Spices, herbs, citrus, spirits, and alternative sweeteners have expanded the flavor profiles beyond basic brown sugar and vanilla. Options like pecans, toasted oats, coconut, candied ginger, or streusel toppings provide crunch without marshmallows.

Lighter Recipes

With heightened nutrition awareness, some lighter recipes reduce butter, cream, and eggs. Swapping sweet potato for pumpkin puree also lowers the calorie count. Still, most cooks stick with indulgent classic versions for holidays.

From Homemade to Store-bought

Convenience products like canned sweet potato puree, tubbed whipped topping, and frozen casseroles minimize effort while maintaining nostalgia. However, homemade dishes cooked from scratch retain the most sentimental appeal.

New Holiday Traditions

While Thanksgiving and Christmas remain tied to sweet potato casserole in American culture, the dish also now appears at Easter meals, Friendsgiving gatherings, and other holidays where people seek nostalgic foods.

The Enduring Popularity of Sweet Potato Casserole

Despite changes over the years, sweet potato casserole with marshmallows has retained its status as a cherished American holiday dish. Here are some reasons for its lasting popularity:

Nostalgia and Tradition

For many American families, marshmallow-topped sweet potato casserole is intricately woven into holiday rituals and memories. Serving the dish evokes nostalgia and reinforces family traditions.

Kid-Friendly Appeal

Both picky and adventurous eaters tend to enjoy this dish, since kids are drawn to the sweet marshmallow topping. Passing family food traditions to the next generation helps perpetuate them.

Complement to Other Holiday Foods

The blend of creamy, sweet, and crunchy textures balances out the savory, salty, herby flavors prominent at many holiday meals. It offers variety without totally departing from tradition.

Simplicity of Preparation

While scratch-made versions require some effort, convenience products and shortcuts make assembling this dish easy enough for even novice holiday cooks.

Visual Appeal

The fluffy white marshmallow topping perfectly browned under the broiler or torched to golden caramelization makes for an eye-catching dish to serve guests.

Comfort Food Appeal

The sweet flavors and soft textures soothe as a comforting treat amid the lavish abundance of celebratory meals.

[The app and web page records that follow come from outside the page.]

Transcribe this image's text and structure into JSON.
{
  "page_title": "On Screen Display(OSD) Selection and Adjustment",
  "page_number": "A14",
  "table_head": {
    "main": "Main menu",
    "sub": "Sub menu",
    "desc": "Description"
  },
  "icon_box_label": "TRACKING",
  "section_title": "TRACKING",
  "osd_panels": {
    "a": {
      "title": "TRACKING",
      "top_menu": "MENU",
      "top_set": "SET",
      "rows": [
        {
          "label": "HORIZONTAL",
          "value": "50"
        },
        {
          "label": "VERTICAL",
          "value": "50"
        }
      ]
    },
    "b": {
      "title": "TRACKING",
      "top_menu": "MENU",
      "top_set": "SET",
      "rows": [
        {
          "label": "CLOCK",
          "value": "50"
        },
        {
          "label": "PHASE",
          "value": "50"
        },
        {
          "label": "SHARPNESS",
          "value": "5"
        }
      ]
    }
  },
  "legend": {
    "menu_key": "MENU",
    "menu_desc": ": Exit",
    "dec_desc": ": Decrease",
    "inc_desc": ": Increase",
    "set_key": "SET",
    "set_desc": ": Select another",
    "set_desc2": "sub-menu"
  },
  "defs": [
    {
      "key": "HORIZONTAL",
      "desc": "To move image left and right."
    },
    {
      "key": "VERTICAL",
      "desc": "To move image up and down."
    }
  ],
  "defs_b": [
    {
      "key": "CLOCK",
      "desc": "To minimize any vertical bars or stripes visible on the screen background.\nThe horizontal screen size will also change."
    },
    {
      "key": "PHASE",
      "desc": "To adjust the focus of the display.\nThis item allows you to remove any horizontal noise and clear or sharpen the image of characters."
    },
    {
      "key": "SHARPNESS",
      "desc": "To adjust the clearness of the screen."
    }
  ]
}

For all these reasons, marshmallow-topped sweet potato casserole has earned an enduring place at American holiday tables and in our cultural food traditions. The unique pairing captures nostalgia for cherished family rituals and the simple joy of a favorite comfort food. This history and appeal explain why Americans continue to eagerly relish this holiday specialty.

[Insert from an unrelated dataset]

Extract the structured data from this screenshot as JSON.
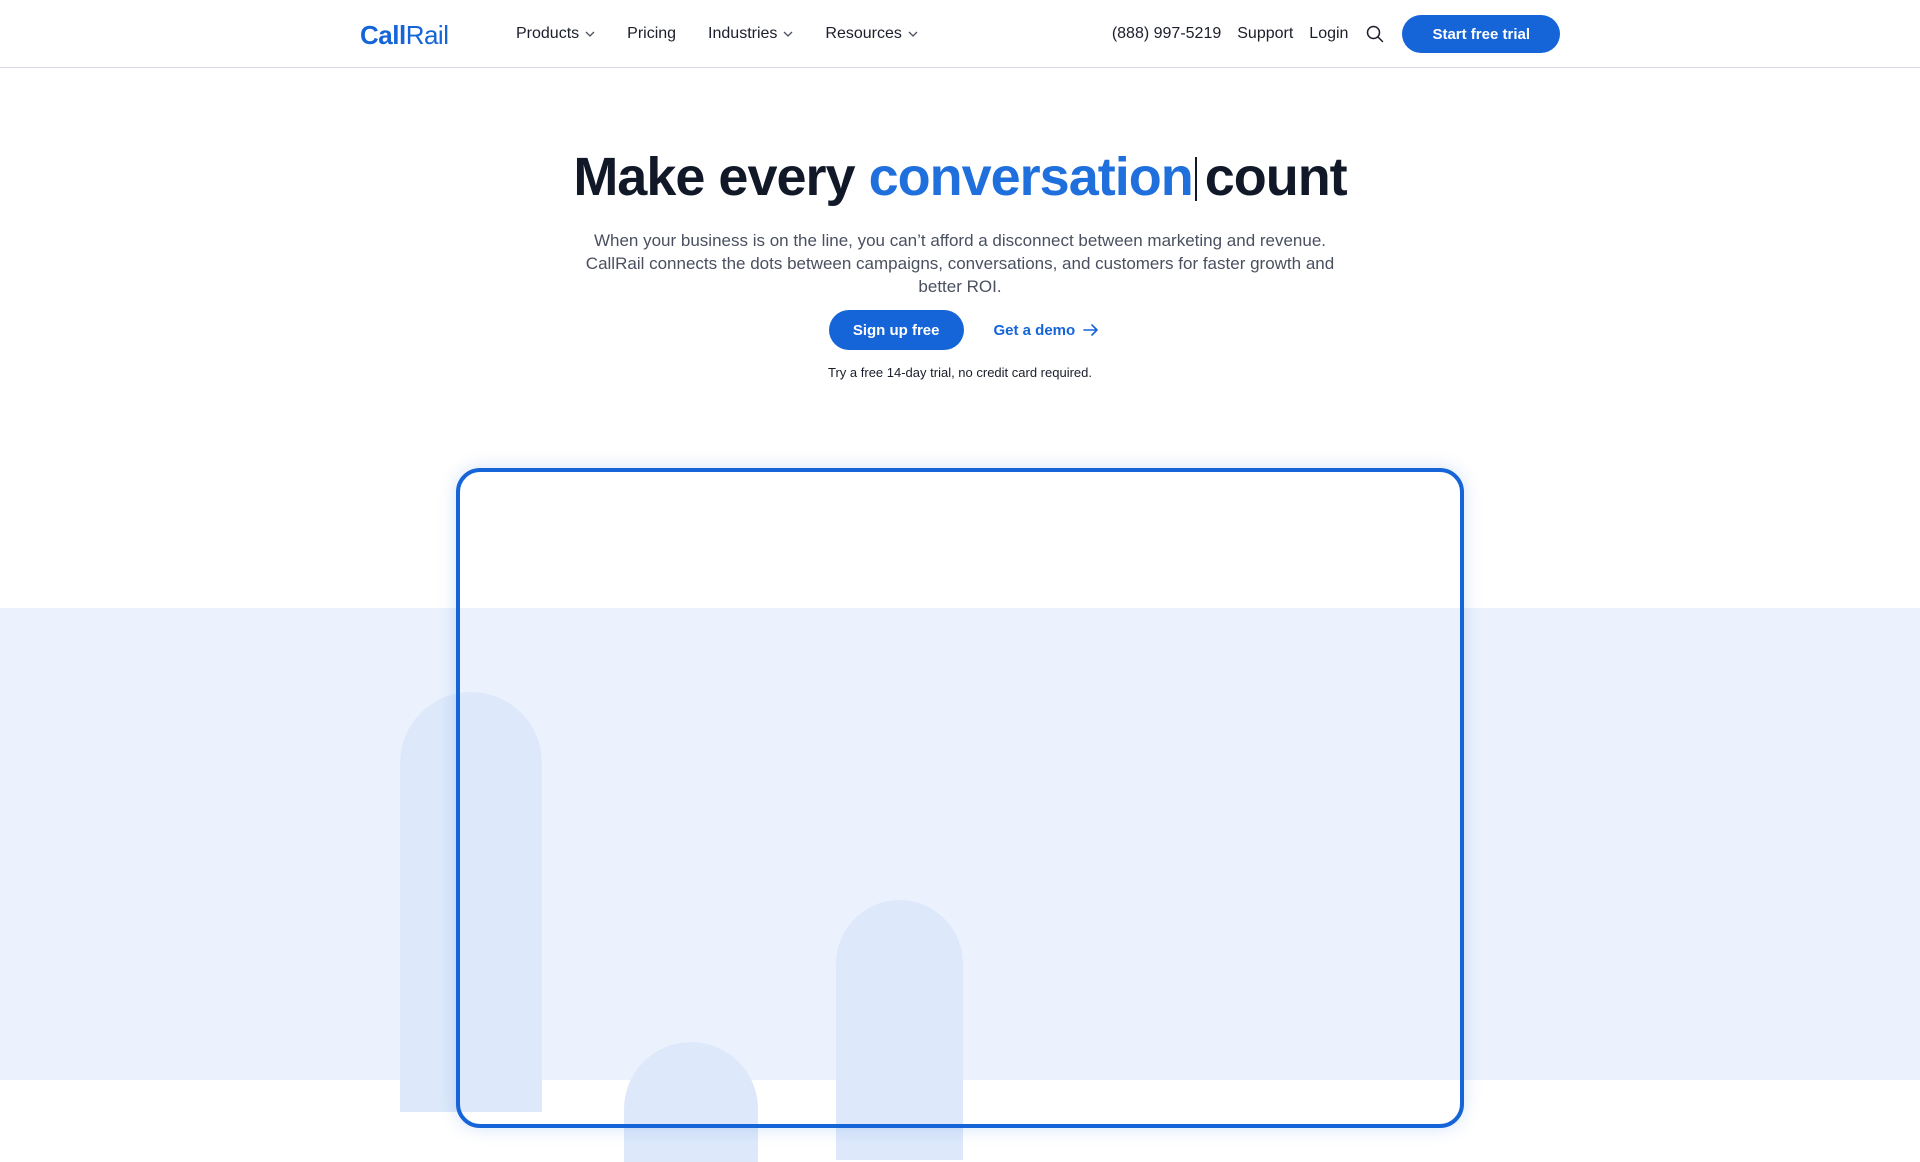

Marshmallow-topped sweet potato casserole has become an iconic American holiday dish thanks to its eclectic blend of flavors, textures, and sensations. Born from experiments mixing traditional southern sweet potatoes with trendy marshmallows, it surged in popularity as a festive and family-friendly Thanksgiving and Christmas side. Its nostalgic appeal and ability to complement other holiday foods has allowed it to persist over generations as a staple at celebratory meals. While updated versions provide lighter options, most families continue to embrace the indulgent, time-honored version covered in melted marshmallows. Sweet potato casserole satisfaction coupled with its inherent connection to fond holiday memories will likely ensure marshmallows remain the perfect partner to sweet potatoes on American tables for years to come.